Each line below that holds the word "title" counts toward the answer; reply with the total number only.

Provided data: Begin

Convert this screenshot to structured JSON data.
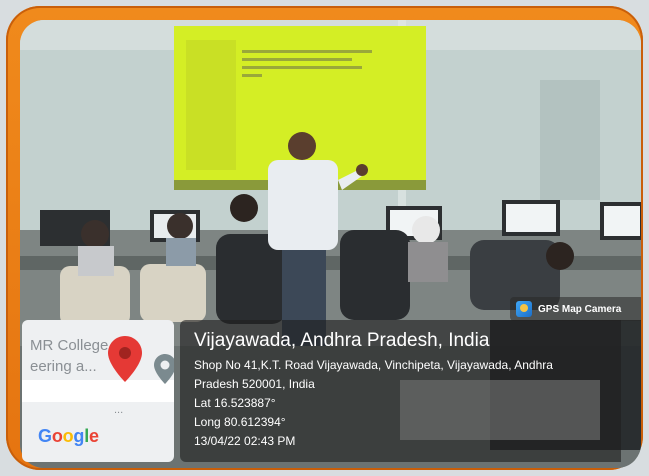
{
  "gps_badge": {
    "label": "GPS Map Camera",
    "icon": "gps-map-camera-icon"
  },
  "map": {
    "label_line1": "MR College",
    "label_line2": "eering a...",
    "dots": "...",
    "logo": [
      "G",
      "o",
      "o",
      "g",
      "l",
      "e"
    ]
  },
  "location": {
    "title": "Vijayawada, Andhra Pradesh, India",
    "address_line1": "Shop No 41,K.T. Road Vijayawada, Vinchipeta, Vijayawada, Andhra",
    "address_line2": "Pradesh 520001, India",
    "lat": "Lat 16.523887°",
    "long": "Long 80.612394°",
    "datetime": "13/04/22 02:43 PM"
  },
  "colors": {
    "frame": "#f08a1c",
    "projection": "#d4ee25",
    "pin_red": "#e53935",
    "pin_grey": "#7b8a8f"
  }
}
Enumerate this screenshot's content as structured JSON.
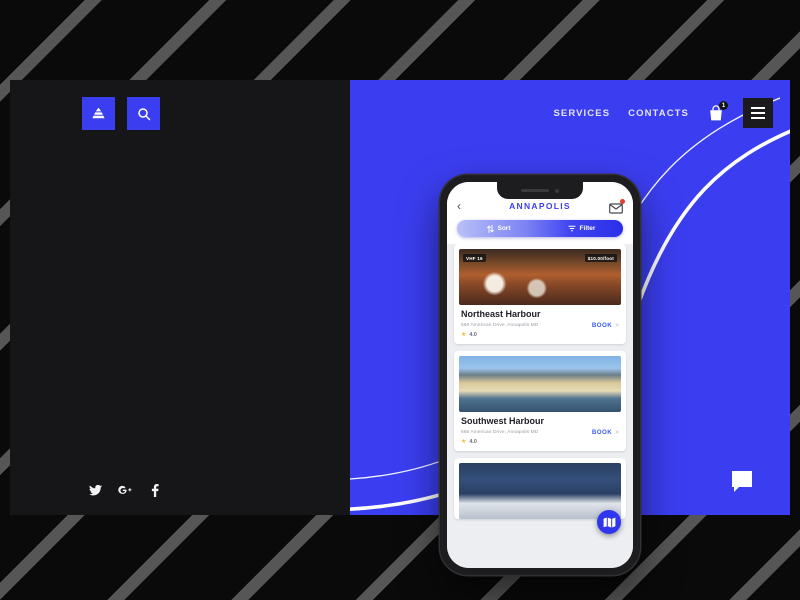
{
  "site": {
    "nav": {
      "links": [
        {
          "label": "SERVICES"
        },
        {
          "label": "CONTACTS"
        }
      ],
      "cart_icon": "shopping-bag-icon",
      "cart_badge": "1",
      "menu_icon": "hamburger-menu-icon"
    },
    "left_panel": {
      "logo_icon": "pyramid-logo-icon",
      "search_icon": "search-icon",
      "social": [
        {
          "name": "twitter-icon",
          "glyph": "🐦"
        },
        {
          "name": "google-plus-icon",
          "glyph": "G+"
        },
        {
          "name": "facebook-icon",
          "glyph": "f"
        }
      ]
    },
    "chat_icon": "chat-bubble-icon",
    "accent_blue": "#3b3ef0",
    "dark": "#161618"
  },
  "phone_app": {
    "header": {
      "back_icon": "back-chevron-icon",
      "title": "ANNAPOLIS",
      "mail_icon": "mail-envelope-icon",
      "mail_badge": true
    },
    "controls": {
      "sort_label": "Sort",
      "sort_icon": "sort-arrows-icon",
      "filter_label": "Filter",
      "filter_icon": "filter-funnel-icon"
    },
    "map_fab_icon": "map-icon",
    "listings": [
      {
        "title": "Northeast Harbour",
        "address": "666 American Drive, Annapolis MD",
        "badge_left": "VHF 16",
        "badge_right": "$10.00/foot",
        "book_label": "BOOK",
        "book_chevron": "»",
        "rating": "4.0",
        "star": "★",
        "photo": "harbour-boats-sunset-photo"
      },
      {
        "title": "Southwest Harbour",
        "address": "666 American Drive, Annapolis MD",
        "badge_left": "",
        "badge_right": "",
        "book_label": "BOOK",
        "book_chevron": "»",
        "rating": "4.0",
        "star": "★",
        "photo": "waterfront-town-photo"
      },
      {
        "title": "",
        "address": "",
        "badge_left": "",
        "badge_right": "",
        "book_label": "",
        "book_chevron": "",
        "rating": "",
        "star": "",
        "photo": "marina-yachts-photo"
      }
    ]
  }
}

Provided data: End

● Result of this task
5